▶ [EXERCISE DIRECTIONS] The output should be the records themselves, given again exactly.

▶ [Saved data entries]

※ ※ ※

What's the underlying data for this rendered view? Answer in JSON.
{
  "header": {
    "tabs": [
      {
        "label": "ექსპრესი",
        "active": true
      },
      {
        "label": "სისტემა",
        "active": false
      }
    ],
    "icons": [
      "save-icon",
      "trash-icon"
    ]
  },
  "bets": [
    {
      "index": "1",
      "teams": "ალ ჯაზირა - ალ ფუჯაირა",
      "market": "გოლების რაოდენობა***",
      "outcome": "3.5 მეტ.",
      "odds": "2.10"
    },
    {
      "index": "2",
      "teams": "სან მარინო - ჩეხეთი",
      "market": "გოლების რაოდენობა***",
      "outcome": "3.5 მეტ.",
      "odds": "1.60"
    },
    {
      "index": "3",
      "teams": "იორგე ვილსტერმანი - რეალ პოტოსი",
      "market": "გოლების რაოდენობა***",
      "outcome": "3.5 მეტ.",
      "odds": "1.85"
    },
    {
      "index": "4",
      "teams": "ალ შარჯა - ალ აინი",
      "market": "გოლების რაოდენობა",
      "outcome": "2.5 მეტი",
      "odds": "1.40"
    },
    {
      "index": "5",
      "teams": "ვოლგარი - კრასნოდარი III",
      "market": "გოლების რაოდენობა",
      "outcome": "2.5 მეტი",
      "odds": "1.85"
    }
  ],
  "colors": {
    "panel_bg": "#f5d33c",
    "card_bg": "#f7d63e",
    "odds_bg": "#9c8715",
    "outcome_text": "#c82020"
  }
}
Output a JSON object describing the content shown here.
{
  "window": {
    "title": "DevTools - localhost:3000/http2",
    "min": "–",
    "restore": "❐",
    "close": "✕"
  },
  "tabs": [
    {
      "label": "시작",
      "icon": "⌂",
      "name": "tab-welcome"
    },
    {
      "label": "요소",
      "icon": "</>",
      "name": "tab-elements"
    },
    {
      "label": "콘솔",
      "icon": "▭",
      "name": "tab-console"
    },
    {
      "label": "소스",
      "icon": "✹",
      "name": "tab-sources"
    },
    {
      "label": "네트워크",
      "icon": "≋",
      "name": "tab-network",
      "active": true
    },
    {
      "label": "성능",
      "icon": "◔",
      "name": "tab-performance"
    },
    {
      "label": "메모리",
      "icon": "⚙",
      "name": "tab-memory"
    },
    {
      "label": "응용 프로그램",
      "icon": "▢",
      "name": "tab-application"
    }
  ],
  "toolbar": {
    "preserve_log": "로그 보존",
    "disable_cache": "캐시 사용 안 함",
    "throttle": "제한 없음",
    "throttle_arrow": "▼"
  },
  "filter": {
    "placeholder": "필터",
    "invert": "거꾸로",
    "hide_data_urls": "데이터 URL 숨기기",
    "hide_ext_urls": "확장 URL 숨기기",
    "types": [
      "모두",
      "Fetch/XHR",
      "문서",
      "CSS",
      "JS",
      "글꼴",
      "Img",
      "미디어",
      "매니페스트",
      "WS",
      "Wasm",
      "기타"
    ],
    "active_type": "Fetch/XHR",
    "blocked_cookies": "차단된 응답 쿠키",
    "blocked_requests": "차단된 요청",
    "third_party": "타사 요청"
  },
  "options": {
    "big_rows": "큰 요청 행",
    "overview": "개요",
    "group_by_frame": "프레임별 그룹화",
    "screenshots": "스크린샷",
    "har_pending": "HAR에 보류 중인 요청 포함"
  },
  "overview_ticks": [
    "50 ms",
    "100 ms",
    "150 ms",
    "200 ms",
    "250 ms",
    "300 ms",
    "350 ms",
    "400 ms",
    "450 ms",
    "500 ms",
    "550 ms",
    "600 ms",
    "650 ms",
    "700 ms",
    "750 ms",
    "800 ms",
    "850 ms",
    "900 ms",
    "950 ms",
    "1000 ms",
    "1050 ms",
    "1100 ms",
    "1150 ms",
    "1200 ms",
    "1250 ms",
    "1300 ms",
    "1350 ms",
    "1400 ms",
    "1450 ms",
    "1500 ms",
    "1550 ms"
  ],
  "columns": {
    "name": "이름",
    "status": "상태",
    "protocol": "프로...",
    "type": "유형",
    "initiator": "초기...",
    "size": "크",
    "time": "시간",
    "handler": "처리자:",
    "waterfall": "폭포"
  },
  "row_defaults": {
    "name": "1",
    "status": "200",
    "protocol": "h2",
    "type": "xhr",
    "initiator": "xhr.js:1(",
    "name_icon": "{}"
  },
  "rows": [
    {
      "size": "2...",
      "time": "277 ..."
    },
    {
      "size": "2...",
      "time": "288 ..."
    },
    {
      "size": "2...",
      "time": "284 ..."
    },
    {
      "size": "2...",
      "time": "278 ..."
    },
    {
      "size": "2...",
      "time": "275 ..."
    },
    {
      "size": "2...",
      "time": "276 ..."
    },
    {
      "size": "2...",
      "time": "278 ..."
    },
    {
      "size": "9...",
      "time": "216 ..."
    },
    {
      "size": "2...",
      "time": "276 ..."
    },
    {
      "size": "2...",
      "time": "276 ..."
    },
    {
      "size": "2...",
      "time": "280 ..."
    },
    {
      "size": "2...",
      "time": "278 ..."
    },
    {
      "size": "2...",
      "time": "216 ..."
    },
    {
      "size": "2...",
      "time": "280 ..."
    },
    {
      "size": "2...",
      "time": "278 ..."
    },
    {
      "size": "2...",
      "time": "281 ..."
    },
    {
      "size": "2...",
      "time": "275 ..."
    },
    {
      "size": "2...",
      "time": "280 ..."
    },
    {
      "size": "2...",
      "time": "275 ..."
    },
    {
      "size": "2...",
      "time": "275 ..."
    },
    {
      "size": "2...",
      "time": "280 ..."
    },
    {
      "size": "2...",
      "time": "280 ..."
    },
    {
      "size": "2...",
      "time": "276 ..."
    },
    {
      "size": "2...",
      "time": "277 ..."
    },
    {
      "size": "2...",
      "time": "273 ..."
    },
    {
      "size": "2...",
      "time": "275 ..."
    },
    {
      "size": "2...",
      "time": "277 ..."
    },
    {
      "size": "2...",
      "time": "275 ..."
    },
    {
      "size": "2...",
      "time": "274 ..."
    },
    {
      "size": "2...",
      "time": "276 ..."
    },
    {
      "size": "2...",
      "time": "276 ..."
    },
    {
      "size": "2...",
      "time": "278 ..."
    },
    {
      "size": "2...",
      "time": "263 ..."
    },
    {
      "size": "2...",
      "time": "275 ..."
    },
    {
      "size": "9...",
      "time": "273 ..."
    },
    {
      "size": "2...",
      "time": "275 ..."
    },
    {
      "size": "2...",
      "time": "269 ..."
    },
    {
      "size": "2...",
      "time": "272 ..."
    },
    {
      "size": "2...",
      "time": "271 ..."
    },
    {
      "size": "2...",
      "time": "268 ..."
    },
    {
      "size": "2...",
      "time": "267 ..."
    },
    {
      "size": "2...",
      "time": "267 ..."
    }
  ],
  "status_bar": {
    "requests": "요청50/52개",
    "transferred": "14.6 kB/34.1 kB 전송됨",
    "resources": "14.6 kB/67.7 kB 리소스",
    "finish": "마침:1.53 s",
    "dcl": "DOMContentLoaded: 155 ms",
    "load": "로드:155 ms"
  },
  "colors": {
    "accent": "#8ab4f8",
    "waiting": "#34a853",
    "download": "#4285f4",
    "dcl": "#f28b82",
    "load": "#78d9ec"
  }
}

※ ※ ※

▶ [RESPONSE FOR THIS EXERCISE]
What's the underlying data for this rendered view? Answer in JSON.
{
  "header": {
    "tabs": [
      {
        "label": "ექსპრესი",
        "active": true
      },
      {
        "label": "სისტემა",
        "active": false
      }
    ],
    "icons": [
      "save-icon",
      "trash-icon"
    ]
  },
  "bets": [
    {
      "index": "1",
      "teams": "ალ ჯაზირა - ალ ფუჯაირა",
      "market": "გოლების რაოდენობა***",
      "outcome": "3.5 მეტ.",
      "odds": "2.10"
    },
    {
      "index": "2",
      "teams": "სან მარინო - ჩეხეთი",
      "market": "გოლების რაოდენობა***",
      "outcome": "3.5 მეტ.",
      "odds": "1.60"
    },
    {
      "index": "3",
      "teams": "იორგე ვილსტერმანი - რეალ პოტოსი",
      "market": "გოლების რაოდენობა***",
      "outcome": "3.5 მეტ.",
      "odds": "1.85"
    },
    {
      "index": "4",
      "teams": "ალ შარჯა - ალ აინი",
      "market": "გოლების რაოდენობა",
      "outcome": "2.5 მეტი",
      "odds": "1.40"
    },
    {
      "index": "5",
      "teams": "ვოლგარი - კრასნოდარი III",
      "market": "გოლების რაოდენობა",
      "outcome": "2.5 მეტი",
      "odds": "1.85"
    }
  ],
  "colors": {
    "panel_bg": "#f5d33c",
    "card_bg": "#f7d63e",
    "odds_bg": "#9c8715",
    "outcome_text": "#c82020"
  }
}
Output a JSON object describing the content shown here.
{
  "window": {
    "title": "DevTools - localhost:3000/http2",
    "min": "–",
    "restore": "❐",
    "close": "✕"
  },
  "tabs": [
    {
      "label": "시작",
      "icon": "⌂",
      "name": "tab-welcome"
    },
    {
      "label": "요소",
      "icon": "</>",
      "name": "tab-elements"
    },
    {
      "label": "콘솔",
      "icon": "▭",
      "name": "tab-console"
    },
    {
      "label": "소스",
      "icon": "✹",
      "name": "tab-sources"
    },
    {
      "label": "네트워크",
      "icon": "≋",
      "name": "tab-network",
      "active": true
    },
    {
      "label": "성능",
      "icon": "◔",
      "name": "tab-performance"
    },
    {
      "label": "메모리",
      "icon": "⚙",
      "name": "tab-memory"
    },
    {
      "label": "응용 프로그램",
      "icon": "▢",
      "name": "tab-application"
    }
  ],
  "toolbar": {
    "preserve_log": "로그 보존",
    "disable_cache": "캐시 사용 안 함",
    "throttle": "제한 없음",
    "throttle_arrow": "▼"
  },
  "filter": {
    "placeholder": "필터",
    "invert": "거꾸로",
    "hide_data_urls": "데이터 URL 숨기기",
    "hide_ext_urls": "확장 URL 숨기기",
    "types": [
      "모두",
      "Fetch/XHR",
      "문서",
      "CSS",
      "JS",
      "글꼴",
      "Img",
      "미디어",
      "매니페스트",
      "WS",
      "Wasm",
      "기타"
    ],
    "active_type": "Fetch/XHR",
    "blocked_cookies": "차단된 응답 쿠키",
    "blocked_requests": "차단된 요청",
    "third_party": "타사 요청"
  },
  "options": {
    "big_rows": "큰 요청 행",
    "overview": "개요",
    "group_by_frame": "프레임별 그룹화",
    "screenshots": "스크린샷",
    "har_pending": "HAR에 보류 중인 요청 포함"
  },
  "overview_ticks": [
    "50 ms",
    "100 ms",
    "150 ms",
    "200 ms",
    "250 ms",
    "300 ms",
    "350 ms",
    "400 ms",
    "450 ms",
    "500 ms",
    "550 ms",
    "600 ms",
    "650 ms",
    "700 ms",
    "750 ms",
    "800 ms",
    "850 ms",
    "900 ms",
    "950 ms",
    "1000 ms",
    "1050 ms",
    "1100 ms",
    "1150 ms",
    "1200 ms",
    "1250 ms",
    "1300 ms",
    "1350 ms",
    "1400 ms",
    "1450 ms",
    "1500 ms",
    "1550 ms"
  ],
  "columns": {
    "name": "이름",
    "status": "상태",
    "protocol": "프로...",
    "type": "유형",
    "initiator": "초기...",
    "size": "크",
    "time": "시간",
    "handler": "처리자:",
    "waterfall": "폭포"
  },
  "row_defaults": {
    "name": "1",
    "status": "200",
    "protocol": "h2",
    "type": "xhr",
    "initiator": "xhr.js:1(",
    "name_icon": "{}"
  },
  "rows": [
    {
      "size": "2...",
      "time": "277 ..."
    },
    {
      "size": "2...",
      "time": "288 ..."
    },
    {
      "size": "2...",
      "time": "284 ..."
    },
    {
      "size": "2...",
      "time": "278 ..."
    },
    {
      "size": "2...",
      "time": "275 ..."
    },
    {
      "size": "2...",
      "time": "276 ..."
    },
    {
      "size": "2...",
      "time": "278 ..."
    },
    {
      "size": "9...",
      "time": "216 ..."
    },
    {
      "size": "2...",
      "time": "276 ..."
    },
    {
      "size": "2...",
      "time": "276 ..."
    },
    {
      "size": "2...",
      "time": "280 ..."
    },
    {
      "size": "2...",
      "time": "278 ..."
    },
    {
      "size": "2...",
      "time": "216 ..."
    },
    {
      "size": "2...",
      "time": "280 ..."
    },
    {
      "size": "2...",
      "time": "278 ..."
    },
    {
      "size": "2...",
      "time": "281 ..."
    },
    {
      "size": "2...",
      "time": "275 ..."
    },
    {
      "size": "2...",
      "time": "280 ..."
    },
    {
      "size": "2...",
      "time": "275 ..."
    },
    {
      "size": "2...",
      "time": "275 ..."
    },
    {
      "size": "2...",
      "time": "280 ..."
    },
    {
      "size": "2...",
      "time": "280 ..."
    },
    {
      "size": "2...",
      "time": "276 ..."
    },
    {
      "size": "2...",
      "time": "277 ..."
    },
    {
      "size": "2...",
      "time": "273 ..."
    },
    {
      "size": "2...",
      "time": "275 ..."
    },
    {
      "size": "2...",
      "time": "277 ..."
    },
    {
      "size": "2...",
      "time": "275 ..."
    },
    {
      "size": "2...",
      "time": "274 ..."
    },
    {
      "size": "2...",
      "time": "276 ..."
    },
    {
      "size": "2...",
      "time": "276 ..."
    },
    {
      "size": "2...",
      "time": "278 ..."
    },
    {
      "size": "2...",
      "time": "263 ..."
    },
    {
      "size": "2...",
      "time": "275 ..."
    },
    {
      "size": "9...",
      "time": "273 ..."
    },
    {
      "size": "2...",
      "time": "275 ..."
    },
    {
      "size": "2...",
      "time": "269 ..."
    },
    {
      "size": "2...",
      "time": "272 ..."
    },
    {
      "size": "2...",
      "time": "271 ..."
    },
    {
      "size": "2...",
      "time": "268 ..."
    },
    {
      "size": "2...",
      "time": "267 ..."
    },
    {
      "size": "2...",
      "time": "267 ..."
    }
  ],
  "status_bar": {
    "requests": "요청50/52개",
    "transferred": "14.6 kB/34.1 kB 전송됨",
    "resources": "14.6 kB/67.7 kB 리소스",
    "finish": "마침:1.53 s",
    "dcl": "DOMContentLoaded: 155 ms",
    "load": "로드:155 ms"
  },
  "colors": {
    "accent": "#8ab4f8",
    "waiting": "#34a853",
    "download": "#4285f4",
    "dcl": "#f28b82",
    "load": "#78d9ec"
  }
}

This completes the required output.